• [RAW DATA]
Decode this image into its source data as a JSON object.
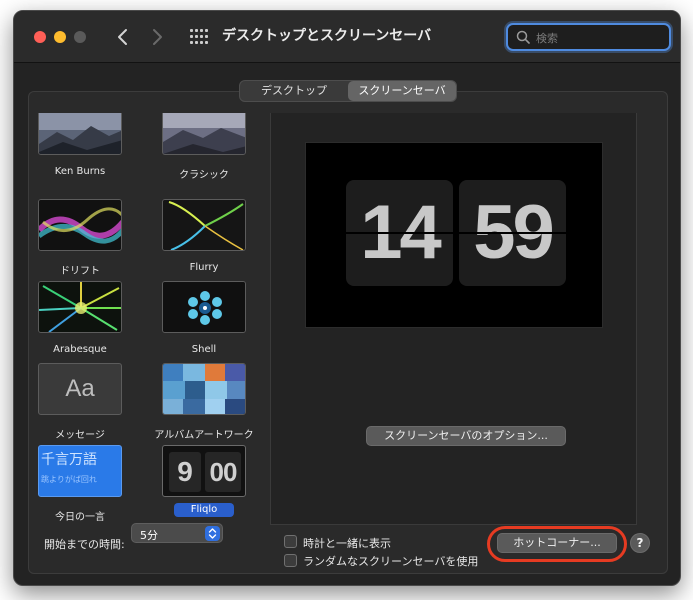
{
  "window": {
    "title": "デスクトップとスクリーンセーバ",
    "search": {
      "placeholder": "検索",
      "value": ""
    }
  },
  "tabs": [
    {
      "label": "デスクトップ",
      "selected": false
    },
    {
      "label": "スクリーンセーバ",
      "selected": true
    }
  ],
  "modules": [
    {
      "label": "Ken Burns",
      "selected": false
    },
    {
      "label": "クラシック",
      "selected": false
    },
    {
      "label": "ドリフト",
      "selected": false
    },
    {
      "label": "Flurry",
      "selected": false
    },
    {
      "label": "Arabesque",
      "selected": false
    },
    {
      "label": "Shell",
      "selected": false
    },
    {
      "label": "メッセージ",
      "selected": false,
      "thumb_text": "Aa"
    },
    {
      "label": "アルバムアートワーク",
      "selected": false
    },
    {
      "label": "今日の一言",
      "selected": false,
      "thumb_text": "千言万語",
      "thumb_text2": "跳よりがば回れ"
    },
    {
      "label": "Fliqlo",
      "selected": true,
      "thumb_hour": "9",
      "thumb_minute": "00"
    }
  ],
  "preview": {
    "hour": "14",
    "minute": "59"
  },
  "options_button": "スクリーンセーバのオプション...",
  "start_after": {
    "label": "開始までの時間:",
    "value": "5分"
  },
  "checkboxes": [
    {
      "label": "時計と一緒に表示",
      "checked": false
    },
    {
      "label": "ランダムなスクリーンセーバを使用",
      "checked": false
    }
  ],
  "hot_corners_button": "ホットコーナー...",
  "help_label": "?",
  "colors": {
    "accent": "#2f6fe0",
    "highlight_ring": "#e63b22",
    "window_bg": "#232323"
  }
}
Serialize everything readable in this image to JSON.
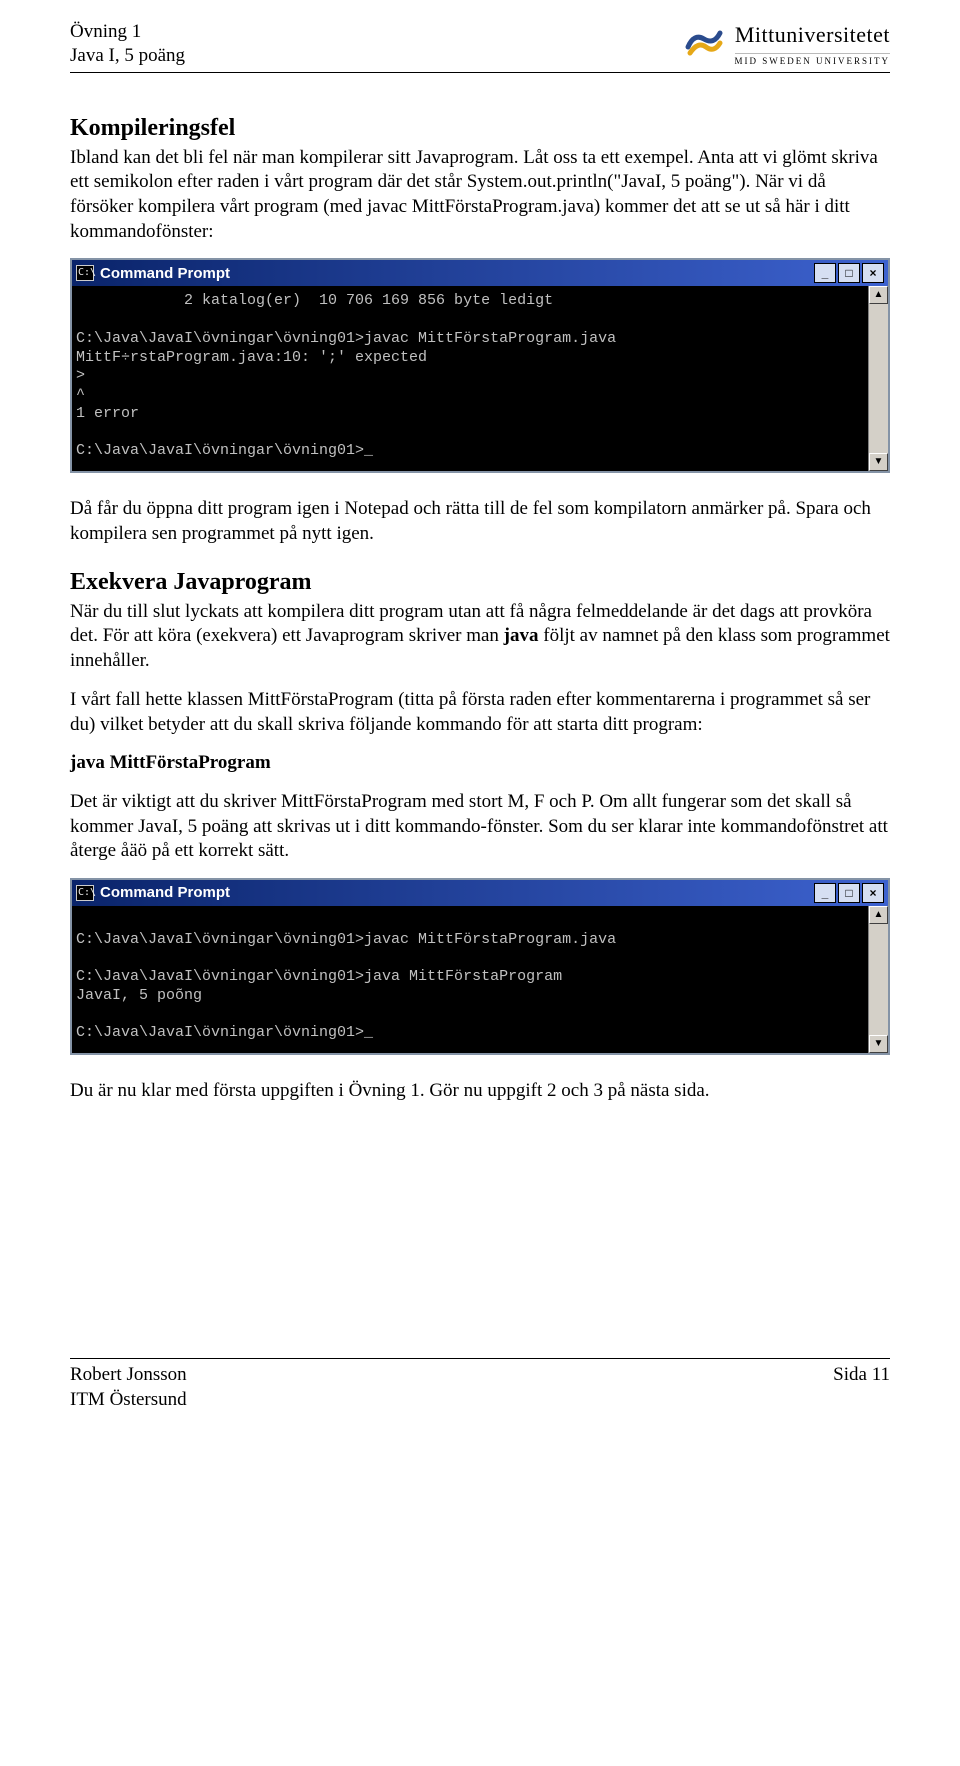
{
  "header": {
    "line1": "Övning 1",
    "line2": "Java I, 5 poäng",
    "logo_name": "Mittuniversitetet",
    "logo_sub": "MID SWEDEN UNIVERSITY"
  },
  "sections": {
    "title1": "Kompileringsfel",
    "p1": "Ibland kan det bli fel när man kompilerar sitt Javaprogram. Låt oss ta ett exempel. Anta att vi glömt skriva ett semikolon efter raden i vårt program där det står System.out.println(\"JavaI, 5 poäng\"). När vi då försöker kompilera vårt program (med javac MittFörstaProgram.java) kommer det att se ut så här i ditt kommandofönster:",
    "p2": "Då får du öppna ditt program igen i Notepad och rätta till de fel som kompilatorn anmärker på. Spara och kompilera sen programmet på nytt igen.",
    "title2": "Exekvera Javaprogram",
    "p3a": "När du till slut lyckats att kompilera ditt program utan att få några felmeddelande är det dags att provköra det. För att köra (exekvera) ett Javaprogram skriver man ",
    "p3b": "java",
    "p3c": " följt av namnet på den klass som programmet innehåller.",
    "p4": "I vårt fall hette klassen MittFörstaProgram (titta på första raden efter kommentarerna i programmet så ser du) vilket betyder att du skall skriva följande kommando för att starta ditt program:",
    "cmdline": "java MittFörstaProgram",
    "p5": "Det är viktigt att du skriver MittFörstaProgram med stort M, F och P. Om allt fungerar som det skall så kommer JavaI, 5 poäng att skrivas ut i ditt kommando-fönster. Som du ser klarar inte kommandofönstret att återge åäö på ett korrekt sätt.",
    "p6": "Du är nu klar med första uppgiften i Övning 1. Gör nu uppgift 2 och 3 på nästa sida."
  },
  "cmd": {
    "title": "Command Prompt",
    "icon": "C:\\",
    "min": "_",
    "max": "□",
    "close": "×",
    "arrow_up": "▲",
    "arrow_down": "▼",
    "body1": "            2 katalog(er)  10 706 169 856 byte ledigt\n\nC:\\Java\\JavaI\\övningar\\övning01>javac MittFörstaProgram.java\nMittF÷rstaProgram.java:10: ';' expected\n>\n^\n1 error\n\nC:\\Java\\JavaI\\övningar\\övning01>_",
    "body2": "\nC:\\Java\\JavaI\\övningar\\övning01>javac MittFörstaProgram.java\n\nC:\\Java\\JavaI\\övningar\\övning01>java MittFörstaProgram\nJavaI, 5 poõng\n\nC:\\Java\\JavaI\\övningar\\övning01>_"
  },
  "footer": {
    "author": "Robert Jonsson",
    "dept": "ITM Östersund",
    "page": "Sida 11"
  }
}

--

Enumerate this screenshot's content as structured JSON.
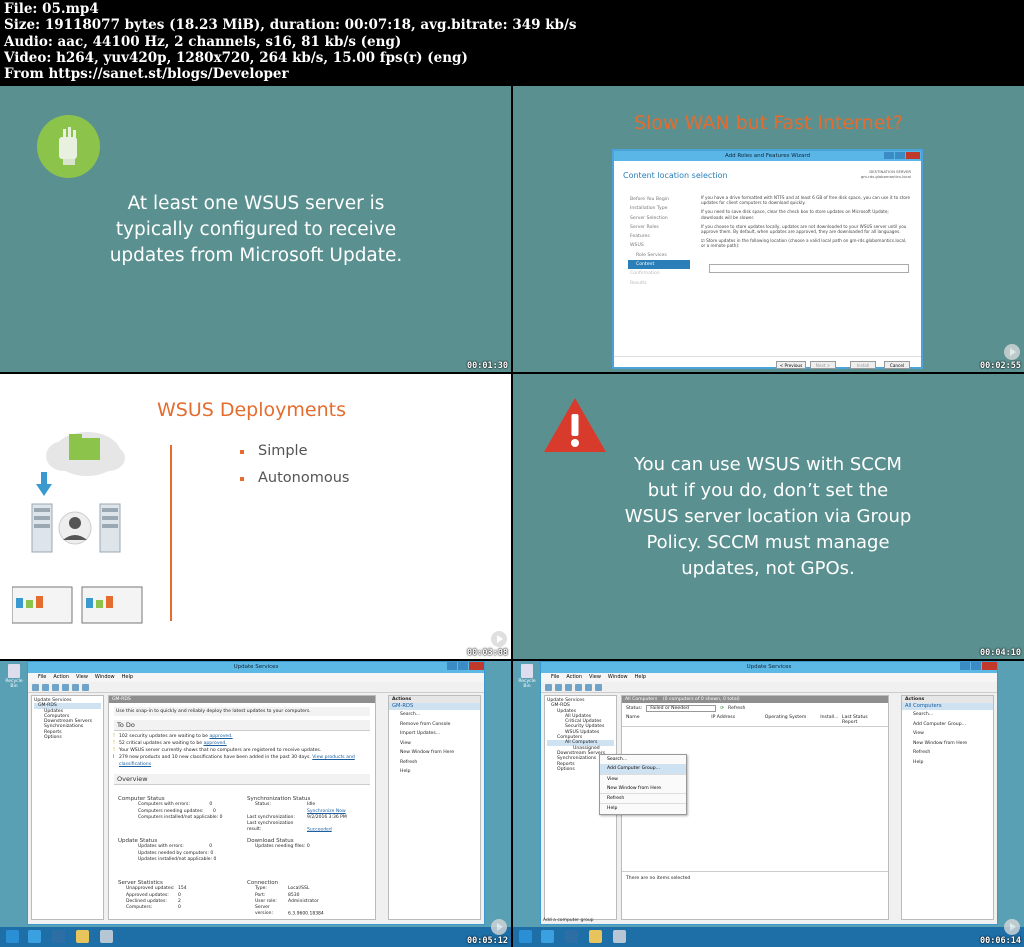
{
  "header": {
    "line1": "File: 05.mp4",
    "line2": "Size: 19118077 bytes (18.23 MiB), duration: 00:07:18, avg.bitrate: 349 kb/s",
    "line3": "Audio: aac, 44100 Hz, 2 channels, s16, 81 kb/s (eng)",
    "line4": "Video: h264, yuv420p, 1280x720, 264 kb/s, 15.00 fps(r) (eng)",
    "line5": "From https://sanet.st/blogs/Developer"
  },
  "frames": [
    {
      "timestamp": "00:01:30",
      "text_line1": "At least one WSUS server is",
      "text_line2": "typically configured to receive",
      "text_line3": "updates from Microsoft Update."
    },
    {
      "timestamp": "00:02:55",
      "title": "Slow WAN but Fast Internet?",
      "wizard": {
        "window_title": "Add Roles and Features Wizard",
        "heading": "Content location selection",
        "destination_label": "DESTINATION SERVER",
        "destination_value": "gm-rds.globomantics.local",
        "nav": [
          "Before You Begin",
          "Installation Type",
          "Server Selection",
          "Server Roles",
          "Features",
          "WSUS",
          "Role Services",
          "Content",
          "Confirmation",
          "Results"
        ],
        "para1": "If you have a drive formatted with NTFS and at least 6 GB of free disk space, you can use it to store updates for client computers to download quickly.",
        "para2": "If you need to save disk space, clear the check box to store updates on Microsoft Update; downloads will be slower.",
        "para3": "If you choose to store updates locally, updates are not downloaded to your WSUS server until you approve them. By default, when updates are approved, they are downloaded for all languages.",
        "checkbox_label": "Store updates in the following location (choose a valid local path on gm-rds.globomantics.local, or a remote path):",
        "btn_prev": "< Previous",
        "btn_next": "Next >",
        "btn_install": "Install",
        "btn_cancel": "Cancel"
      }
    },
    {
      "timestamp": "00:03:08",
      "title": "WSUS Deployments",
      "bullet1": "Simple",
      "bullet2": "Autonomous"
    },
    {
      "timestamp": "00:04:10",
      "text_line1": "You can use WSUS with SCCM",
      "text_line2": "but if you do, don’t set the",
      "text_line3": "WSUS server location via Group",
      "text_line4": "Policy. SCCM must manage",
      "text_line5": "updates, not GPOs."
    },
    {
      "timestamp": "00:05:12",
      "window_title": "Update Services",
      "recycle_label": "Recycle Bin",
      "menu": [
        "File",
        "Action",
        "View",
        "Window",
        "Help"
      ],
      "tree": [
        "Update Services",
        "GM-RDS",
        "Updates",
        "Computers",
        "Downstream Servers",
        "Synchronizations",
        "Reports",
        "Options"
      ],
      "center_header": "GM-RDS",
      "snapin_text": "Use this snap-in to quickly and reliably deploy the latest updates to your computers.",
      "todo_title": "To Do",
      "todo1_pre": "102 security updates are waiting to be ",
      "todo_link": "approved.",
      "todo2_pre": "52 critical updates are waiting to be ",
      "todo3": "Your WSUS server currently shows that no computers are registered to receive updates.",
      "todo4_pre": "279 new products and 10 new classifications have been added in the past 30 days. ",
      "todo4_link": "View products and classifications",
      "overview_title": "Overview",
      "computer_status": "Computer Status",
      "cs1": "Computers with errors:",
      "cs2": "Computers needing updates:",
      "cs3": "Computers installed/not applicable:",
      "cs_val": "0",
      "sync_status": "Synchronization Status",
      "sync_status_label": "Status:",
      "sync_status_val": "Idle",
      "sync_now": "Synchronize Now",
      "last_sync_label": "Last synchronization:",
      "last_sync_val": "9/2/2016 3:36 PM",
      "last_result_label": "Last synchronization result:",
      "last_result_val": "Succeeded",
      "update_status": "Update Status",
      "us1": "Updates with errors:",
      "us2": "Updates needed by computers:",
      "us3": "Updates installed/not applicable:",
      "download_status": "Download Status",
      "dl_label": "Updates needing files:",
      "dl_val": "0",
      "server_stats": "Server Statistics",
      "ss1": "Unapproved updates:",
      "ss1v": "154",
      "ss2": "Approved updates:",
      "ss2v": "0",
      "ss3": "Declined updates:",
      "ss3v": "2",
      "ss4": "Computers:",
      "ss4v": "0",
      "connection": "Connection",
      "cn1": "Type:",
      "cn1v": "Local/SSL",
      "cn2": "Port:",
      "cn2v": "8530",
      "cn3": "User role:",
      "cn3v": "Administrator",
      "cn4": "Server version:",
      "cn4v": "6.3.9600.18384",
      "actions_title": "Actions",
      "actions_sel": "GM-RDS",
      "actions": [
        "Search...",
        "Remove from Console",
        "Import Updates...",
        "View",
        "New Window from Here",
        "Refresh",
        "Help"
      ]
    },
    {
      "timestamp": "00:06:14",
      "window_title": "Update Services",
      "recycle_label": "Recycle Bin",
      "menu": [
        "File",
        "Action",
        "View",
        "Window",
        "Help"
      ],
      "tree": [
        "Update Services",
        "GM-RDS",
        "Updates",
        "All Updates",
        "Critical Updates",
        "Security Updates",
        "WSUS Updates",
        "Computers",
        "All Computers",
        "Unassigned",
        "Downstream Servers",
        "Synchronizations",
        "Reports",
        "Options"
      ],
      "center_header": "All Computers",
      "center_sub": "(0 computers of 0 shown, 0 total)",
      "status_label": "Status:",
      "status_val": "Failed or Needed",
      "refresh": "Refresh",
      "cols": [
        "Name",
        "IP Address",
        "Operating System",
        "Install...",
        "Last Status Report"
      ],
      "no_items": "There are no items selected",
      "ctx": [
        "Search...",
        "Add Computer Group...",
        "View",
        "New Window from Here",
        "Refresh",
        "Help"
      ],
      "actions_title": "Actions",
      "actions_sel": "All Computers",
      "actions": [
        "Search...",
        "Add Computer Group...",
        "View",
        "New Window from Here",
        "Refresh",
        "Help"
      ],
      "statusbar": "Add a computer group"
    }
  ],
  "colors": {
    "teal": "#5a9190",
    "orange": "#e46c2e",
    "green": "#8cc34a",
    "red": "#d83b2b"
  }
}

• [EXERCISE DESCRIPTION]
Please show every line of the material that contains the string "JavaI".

• [COMPLETED EXERCISE]
    "p1": "Ibland kan det bli fel när man kompilerar sitt Javaprogram. Låt oss ta ett exempel. Anta att vi glömt skriva ett semikolon efter raden i vårt program där det står System.out.println(\"JavaI, 5 poäng\"). När vi då försöker kompilera vårt program (med javac MittFörstaProgram.java) kommer det att se ut så här i ditt kommandofönster:",
    "p5": "Det är viktigt att du skriver MittFörstaProgram med stort M, F och P. Om allt fungerar som det skall så kommer JavaI, 5 poäng att skrivas ut i ditt kommando-fönster. Som du ser klarar inte kommandofönstret att återge åäö på ett korrekt sätt.",
    "body1": "            2 katalog(er)  10 706 169 856 byte ledigt\n\nC:\\Java\\JavaI\\övningar\\övning01>javac MittFörstaProgram.java\nMittF÷rstaProgram.java:10: ';' expected\n>\n^\n1 error\n\nC:\\Java\\JavaI\\övningar\\övning01>_",
    "body2": "\nC:\\Java\\JavaI\\övningar\\övning01>javac MittFörstaProgram.java\n\nC:\\Java\\JavaI\\övningar\\övning01>java MittFörstaProgram\nJavaI, 5 poõng\n\nC:\\Java\\JavaI\\övningar\\övning01>_"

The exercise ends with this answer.